In the early 1970s I received a small grant to conduct a consultation on the air with a volunteer couple in Victoria. This was something very new. I was broadcasting from a room at the BC Tel (now Telus) office in Vancouver, and the couple was receiving to and responding from a similar technical set up in Victoria. In those days TV transmissions had to be line-of-sight (i.e., the transmitting and receiving stations had to be in view of each other). There were four technicians in my room twirling dials, counting down to when I could start, and a similar crew was handling the Victoria side. A small TV screen in front of me showed the couple, and they saw me on their small screen. This was all very exciting, and I thought very successful. I was able to take a sexual history from the volunteer couple over the air, 50 km away, and I could read their emotions on their faces! I could see them move their eyes, I saw their smiles, I observed them being somewhat bashful and contemplative, and at one point there were tears in the eyes of the woman volunteer, which I saw very clearly.
In spite of my enthusiasm, and to my great disappointment, my hope of doing more of these long-distance on-air consultations was canceled. The line-of-sight obstacle and the need for a special technical room for the broadcast were certainly issues at that time. Apparently the bigger issue was the lack of privacy and confidentiality: a room full of technicians was not thought to be an appropriate setting for sharing medically related information. How things have changed over the years with our telephones and other long-distance communication tools, including current video technology. They have become vital, leading doctor-patient communication tools in our current pandemic. Reading our patients’ feelings from their facial expressions and body movements has always been important in an interview, but one consideration has come to the fore: how certain can we be in our interpretations of our patients’ faces on our small screens?
For millennia, facial expressions—whether happiness, sadness, anger, fear, disgust, or surprise—have served as clues to a person’s emotional state. Assumptions made based on those clues influence our assessment of our patients and our reactions to their presentations. Similar assumptions may influence legal judgments, educational approaches, security measures, and the development of artificial intelligence devices. The problem is that available evidence suggests that our assumptions are just assumptions. Deducing emotions from facial movements is proving to be a risky and often faulty exercise.
A recent review in the journal Psychological Science in the Public Interest suggests an urgent need for research that examines how people move their faces to express emotions and how people detect or perceive instances of emotion in one another. Authors suggest that four criteria are needed to justify that a facial expression reveals a person’s emotional state: reliability, specificity, generalizability, and validity.
Research is needed via multidisciplinary methods—neuroscience, machine learning, computational models—to include assessment of facial movements, posture and gait, tone of voice, autonomic nervous system changes, and the contextual changes of varied life situations.
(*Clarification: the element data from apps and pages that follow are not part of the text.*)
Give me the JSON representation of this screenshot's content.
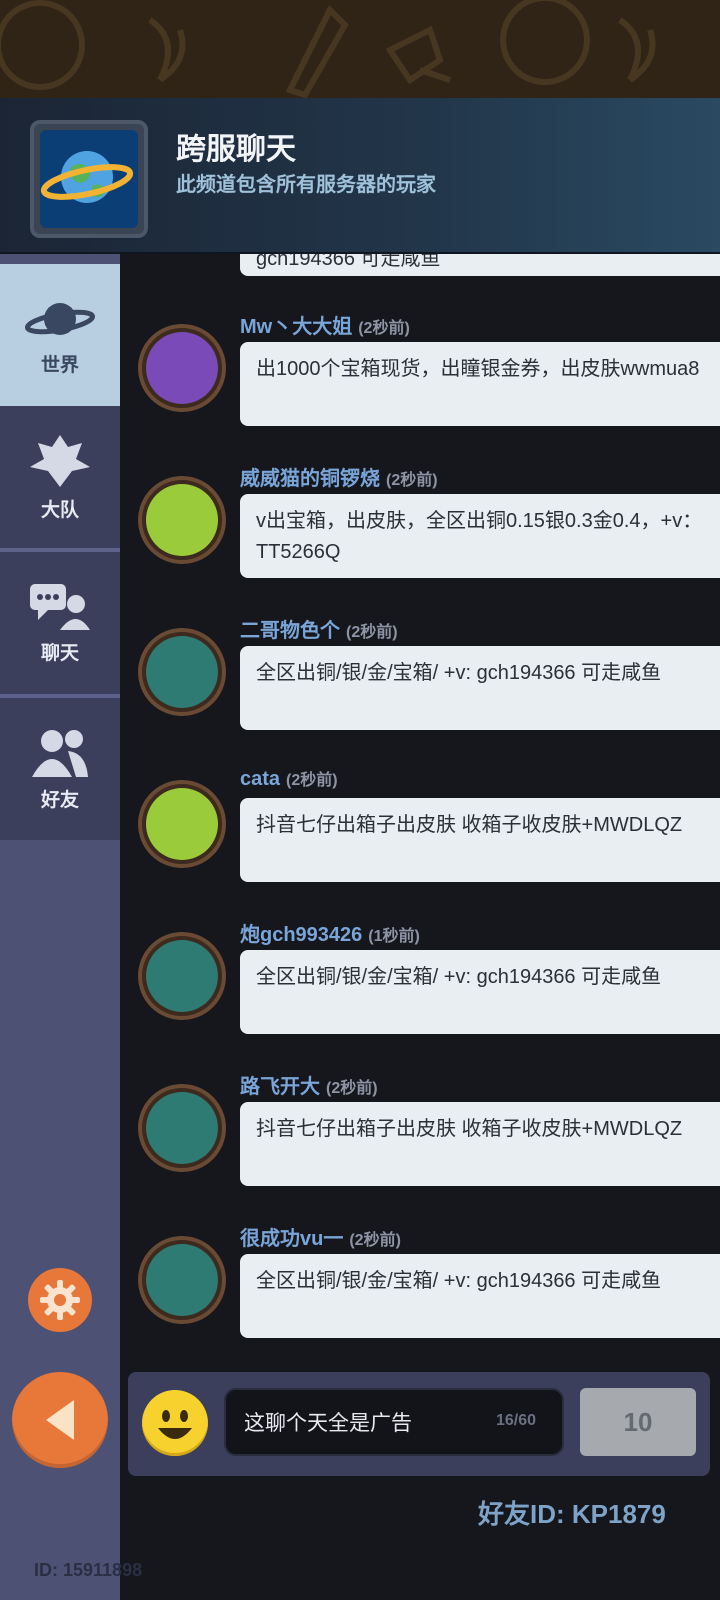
{
  "header": {
    "title": "跨服聊天",
    "subtitle": "此频道包含所有服务器的玩家",
    "icon": "planet-icon"
  },
  "sidebar": {
    "tabs": [
      {
        "label": "世界",
        "icon": "planet-icon",
        "active": true
      },
      {
        "label": "大队",
        "icon": "team-icon",
        "active": false
      },
      {
        "label": "聊天",
        "icon": "chat-icon",
        "active": false
      },
      {
        "label": "好友",
        "icon": "friends-icon",
        "active": false
      }
    ],
    "settings_icon": "gear-icon",
    "back_icon": "back-arrow-icon",
    "user_id": "ID: 15911898"
  },
  "messages": [
    {
      "name": "Mw丶大大姐",
      "time": "(2秒前)",
      "text": "出1000个宝箱现货，出瞳银金券，出皮肤wwmua8",
      "avatar": "purple"
    },
    {
      "name": "威威猫的铜锣烧",
      "time": "(2秒前)",
      "text": "v出宝箱，出皮肤，全区出铜0.15银0.3金0.4，+v：TT5266Q",
      "avatar": "green"
    },
    {
      "name": "二哥物色个",
      "time": "(2秒前)",
      "text": "全区出铜/银/金/宝箱/ +v: gch194366 可走咸鱼",
      "avatar": "teal"
    },
    {
      "name": "cata",
      "time": "(2秒前)",
      "text": "抖音七仔出箱子出皮肤 收箱子收皮肤+MWDLQZ",
      "avatar": "green"
    },
    {
      "name": "炮gch993426",
      "time": "(1秒前)",
      "text": "全区出铜/银/金/宝箱/ +v: gch194366 可走咸鱼",
      "avatar": "teal"
    },
    {
      "name": "路飞开大",
      "time": "(2秒前)",
      "text": "抖音七仔出箱子出皮肤 收箱子收皮肤+MWDLQZ",
      "avatar": "teal"
    },
    {
      "name": "很成功vu一",
      "time": "(2秒前)",
      "text": "全区出铜/银/金/宝箱/ +v: gch194366 可走咸鱼",
      "avatar": "teal"
    }
  ],
  "partial_top_message": "gch194366 可走咸鱼",
  "input": {
    "value": "这聊个天全是广告",
    "char_count": "16/60",
    "send_label": "10"
  },
  "friend_id": "好友ID: KP1879",
  "colors": {
    "accent_orange": "#e8773a",
    "name_blue": "#7aa5d8",
    "sidebar_active": "#b8cfe2"
  }
}
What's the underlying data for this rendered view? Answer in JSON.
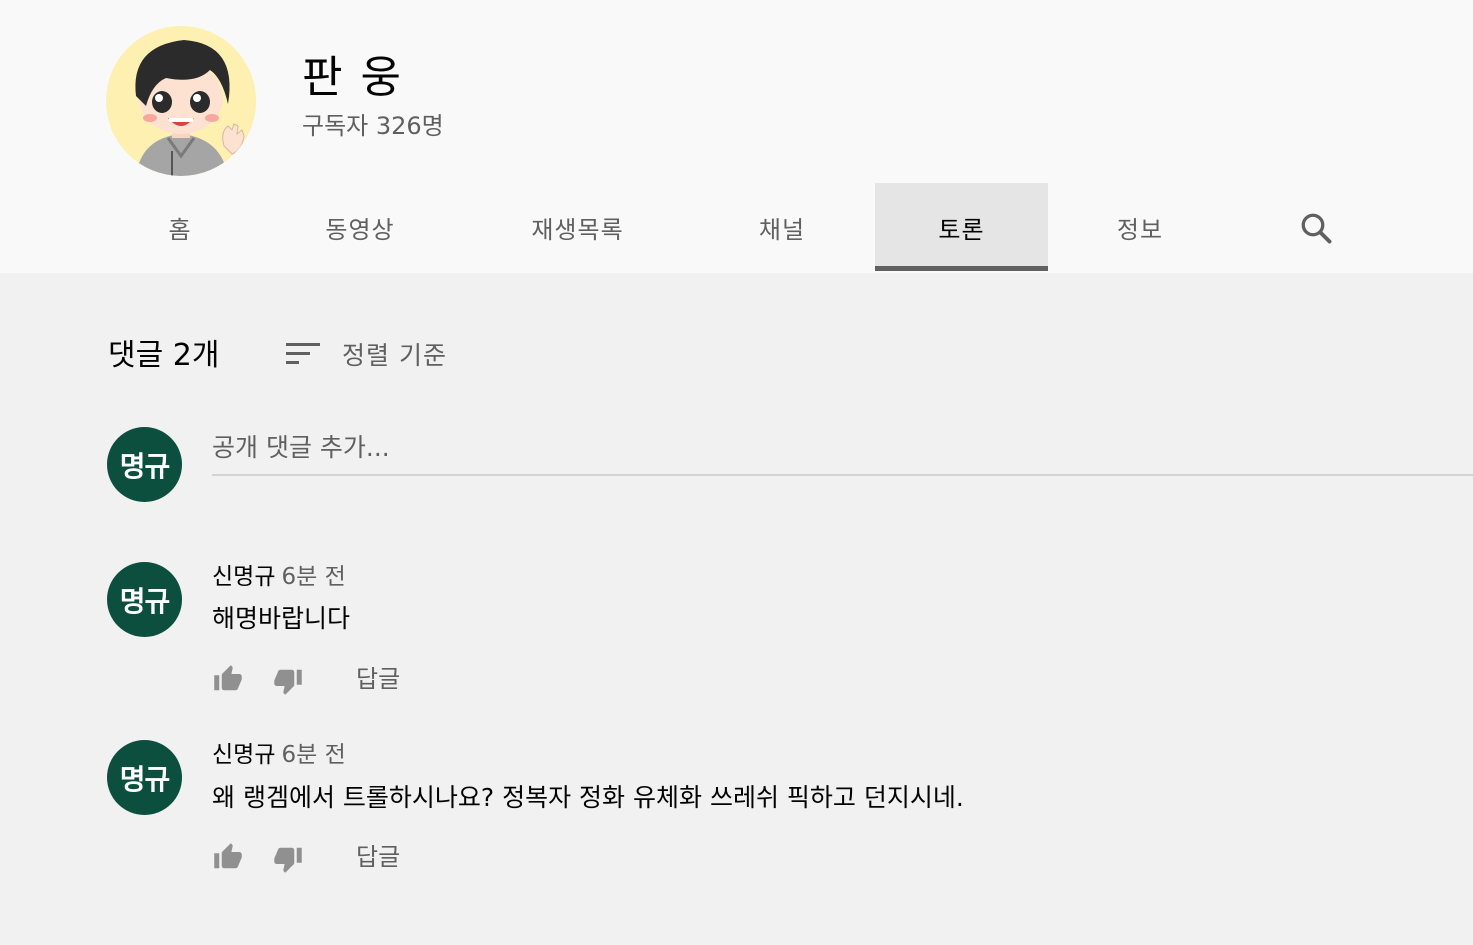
{
  "channel": {
    "name": "판 웅",
    "subscribers": "구독자 326명"
  },
  "tabs": [
    {
      "label": "홈"
    },
    {
      "label": "동영상"
    },
    {
      "label": "재생목록"
    },
    {
      "label": "채널"
    },
    {
      "label": "토론",
      "active": true
    },
    {
      "label": "정보"
    }
  ],
  "search_icon": "search-icon",
  "comments_section": {
    "count_label": "댓글 2개",
    "sort_label": "정렬 기준",
    "input_placeholder": "공개 댓글 추가...",
    "current_user_avatar": "명규"
  },
  "comments": [
    {
      "avatar_text": "명규",
      "author": "신명규",
      "time": "6분 전",
      "text": "해명바랍니다",
      "reply_label": "답글"
    },
    {
      "avatar_text": "명규",
      "author": "신명규",
      "time": "6분 전",
      "text": "왜 랭겜에서 트롤하시나요? 정복자 정화 유체화 쓰레쉬 픽하고 던지시네.",
      "reply_label": "답글"
    }
  ],
  "colors": {
    "header_bg": "#f9f9f9",
    "page_bg": "#f1f1f1",
    "avatar_green": "#0c4f3f",
    "secondary_text": "#606060"
  }
}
In an accompanying article, a group of researchers, including Jessica L. Tracy of the Department of Psychology at the University of British Columbia, propose development of a comprehensive atlas of human emotions. They argue that models that rely only on the basic emotions of happiness, sadness, fear, disgust, anger, or surprise do not portray the variability of emotion-related responses, nor do they account for the various expressions that vary culturally and are situation specific.
As Hamlet tells us, beware: “One may smile and smile and be a villain.” There is a lot of work still to be done.
—George Szasz, CM, MD
1. Barrett LF, Adolphs R, Marsella S, et al. Emotional expressions reconsidered: Challenges to inferring emotions from human facial movements. Psychol Sci Public Interest 2019;20:1-68.
2. Cowan A, Sauter D, Tracy JL, Keltner D. Mapping the passions: Toward a high-dimensional taxonomy of emotional experience and expression. Psychol Sci Public Interest 2019;20:69-90.
* Jack Ellison, poet
This post has not been peer reviewed by the BCMJ Editorial Board.